Tips for Proposals
The following is a list of things to consider while writing a proposal. Although this is not a writing class, please make sure that your thoughts are clear and concise and that you pay attention to grammar, construction, and spelling.
1. It is great to hear your personal voice and art is made from a very personal perspective, however establish your voice (I, me, myself) and drop it. Once you have established yourself as the author, it is assumed that the proposal is about you and your work. It is unnecessary to remind your reader with the constant use of “I/Me/My/Myself/etc”.
2. The three categories that I feel are imperative are THE FORMAL (ie: technical process and how you make your work), THE CONCEPTUAL (ie: the things that motivate you to make work) and THE PERSONAL BIOSKETCH (ie: where you are from, where you are headed). They are three very distinct areas to explore, but they all relate back to the work. Use the categories to draft and construct your thoughts, then go back and relate them to your project.
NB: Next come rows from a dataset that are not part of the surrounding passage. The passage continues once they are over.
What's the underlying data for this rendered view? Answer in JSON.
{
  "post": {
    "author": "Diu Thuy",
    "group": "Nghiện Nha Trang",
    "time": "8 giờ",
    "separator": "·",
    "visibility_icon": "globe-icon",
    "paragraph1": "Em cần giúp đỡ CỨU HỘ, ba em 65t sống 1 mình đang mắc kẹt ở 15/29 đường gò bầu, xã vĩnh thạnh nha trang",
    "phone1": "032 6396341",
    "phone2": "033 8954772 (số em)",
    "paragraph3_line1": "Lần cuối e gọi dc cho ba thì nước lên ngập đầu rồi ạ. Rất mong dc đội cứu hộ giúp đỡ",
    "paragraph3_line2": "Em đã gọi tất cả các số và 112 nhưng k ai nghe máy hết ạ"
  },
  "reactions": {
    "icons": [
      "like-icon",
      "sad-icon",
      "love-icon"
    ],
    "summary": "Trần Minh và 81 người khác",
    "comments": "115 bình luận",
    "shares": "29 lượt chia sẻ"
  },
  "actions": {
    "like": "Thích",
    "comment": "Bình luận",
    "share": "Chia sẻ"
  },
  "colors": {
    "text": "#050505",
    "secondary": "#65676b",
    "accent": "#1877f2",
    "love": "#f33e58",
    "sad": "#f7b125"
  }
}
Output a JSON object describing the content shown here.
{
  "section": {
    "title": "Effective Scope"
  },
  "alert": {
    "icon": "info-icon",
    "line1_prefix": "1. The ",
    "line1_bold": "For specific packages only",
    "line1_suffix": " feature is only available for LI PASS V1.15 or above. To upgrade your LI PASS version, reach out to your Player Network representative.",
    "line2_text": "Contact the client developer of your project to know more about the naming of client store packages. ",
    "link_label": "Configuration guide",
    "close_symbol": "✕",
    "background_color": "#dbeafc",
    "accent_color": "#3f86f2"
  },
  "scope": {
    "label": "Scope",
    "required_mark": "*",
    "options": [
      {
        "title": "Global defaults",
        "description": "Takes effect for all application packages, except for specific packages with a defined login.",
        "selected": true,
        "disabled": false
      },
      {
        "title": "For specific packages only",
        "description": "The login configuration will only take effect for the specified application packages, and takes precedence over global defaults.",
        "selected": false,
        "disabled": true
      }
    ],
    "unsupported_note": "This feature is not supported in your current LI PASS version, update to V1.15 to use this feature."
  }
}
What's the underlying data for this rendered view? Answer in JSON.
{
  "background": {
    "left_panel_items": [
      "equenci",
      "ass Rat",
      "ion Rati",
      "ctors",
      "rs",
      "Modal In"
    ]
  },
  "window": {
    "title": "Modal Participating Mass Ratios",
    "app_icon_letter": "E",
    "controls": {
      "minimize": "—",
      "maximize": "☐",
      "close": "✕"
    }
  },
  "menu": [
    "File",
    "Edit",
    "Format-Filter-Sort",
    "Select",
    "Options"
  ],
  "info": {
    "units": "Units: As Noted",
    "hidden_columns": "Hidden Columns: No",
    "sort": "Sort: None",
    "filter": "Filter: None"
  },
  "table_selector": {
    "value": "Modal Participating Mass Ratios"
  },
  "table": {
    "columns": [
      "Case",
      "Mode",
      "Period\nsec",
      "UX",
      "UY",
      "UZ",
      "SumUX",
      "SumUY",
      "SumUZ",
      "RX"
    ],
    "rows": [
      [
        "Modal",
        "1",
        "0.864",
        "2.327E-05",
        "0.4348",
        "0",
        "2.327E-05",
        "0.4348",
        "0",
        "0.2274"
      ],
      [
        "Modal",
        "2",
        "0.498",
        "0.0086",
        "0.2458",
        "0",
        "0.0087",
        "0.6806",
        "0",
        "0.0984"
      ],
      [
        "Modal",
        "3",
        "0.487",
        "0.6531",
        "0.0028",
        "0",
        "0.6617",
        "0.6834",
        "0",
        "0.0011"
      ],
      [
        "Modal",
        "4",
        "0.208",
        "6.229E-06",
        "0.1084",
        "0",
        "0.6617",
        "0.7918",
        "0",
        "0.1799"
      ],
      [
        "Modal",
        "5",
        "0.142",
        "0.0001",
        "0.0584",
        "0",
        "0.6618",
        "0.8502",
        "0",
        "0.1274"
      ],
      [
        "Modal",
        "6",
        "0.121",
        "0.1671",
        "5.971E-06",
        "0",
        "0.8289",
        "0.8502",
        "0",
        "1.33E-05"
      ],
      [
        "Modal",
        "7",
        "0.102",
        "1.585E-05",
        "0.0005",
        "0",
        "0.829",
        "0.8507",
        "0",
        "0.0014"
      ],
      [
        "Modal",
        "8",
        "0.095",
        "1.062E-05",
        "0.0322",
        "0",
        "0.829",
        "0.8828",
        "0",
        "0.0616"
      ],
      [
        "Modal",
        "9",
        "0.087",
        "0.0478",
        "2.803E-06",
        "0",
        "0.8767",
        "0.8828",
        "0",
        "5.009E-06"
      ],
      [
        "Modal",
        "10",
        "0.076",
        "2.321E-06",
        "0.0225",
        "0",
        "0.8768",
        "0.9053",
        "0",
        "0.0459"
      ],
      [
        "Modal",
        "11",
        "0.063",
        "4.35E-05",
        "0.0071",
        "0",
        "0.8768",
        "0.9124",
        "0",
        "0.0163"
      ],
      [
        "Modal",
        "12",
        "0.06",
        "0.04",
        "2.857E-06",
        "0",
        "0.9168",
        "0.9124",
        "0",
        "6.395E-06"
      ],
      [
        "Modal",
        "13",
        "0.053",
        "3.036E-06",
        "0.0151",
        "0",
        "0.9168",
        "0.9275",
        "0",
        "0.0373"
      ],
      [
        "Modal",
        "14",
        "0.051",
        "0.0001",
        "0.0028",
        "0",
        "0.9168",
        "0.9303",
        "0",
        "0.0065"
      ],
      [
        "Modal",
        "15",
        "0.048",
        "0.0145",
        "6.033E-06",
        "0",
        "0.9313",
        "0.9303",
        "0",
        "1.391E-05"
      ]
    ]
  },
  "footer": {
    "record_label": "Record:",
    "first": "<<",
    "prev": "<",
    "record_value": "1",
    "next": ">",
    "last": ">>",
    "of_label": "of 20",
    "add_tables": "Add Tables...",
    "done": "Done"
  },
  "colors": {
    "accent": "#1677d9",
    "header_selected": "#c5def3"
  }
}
3. THE FORMAL: You can describe one particular piece, a process, or another artist’s process that influences yours. It doesn’t need to be a step-by-step, but it should give the reader a sense of what you are making.
4. THE CONCEPT: Someone might be exploring feminism and another might be exploring consumer culture from a Marxist perspective. Researching theory should not be a daunting task. The simplest way that I know to find theory and concepts that support your research is to find an artist that you respond to and read and research what they respond to. This is easily done by looking in a bibliography or end notes from a text written by or about your favorite artist. There is no “standard set” of theory that can apply to everyone’s work. Cite the theory and idea, contextualize it, make it your own, and relate it back to your work.
5. BIOSKETCH: Whether your work is autobiographical or not, you should mention your position in the world and how it relates to the work you are making. It should be brief and related back to the project.
6. CALENDAR AND BUDGET: The calendar needs to address what YOU are doing out of class and during studio time. I know what we are doing during class time. This is a schedule for YOU, a plan of attack for developing and executing a body of work for the 10-week term. For the BFA students, you could include the entire year, but focus on the first 10 weeks. You also have to include a budget. Where is the money coming from? If you haven’t gotten a price quote for a frame or established the price of materials, how can you proceed in making a body of work?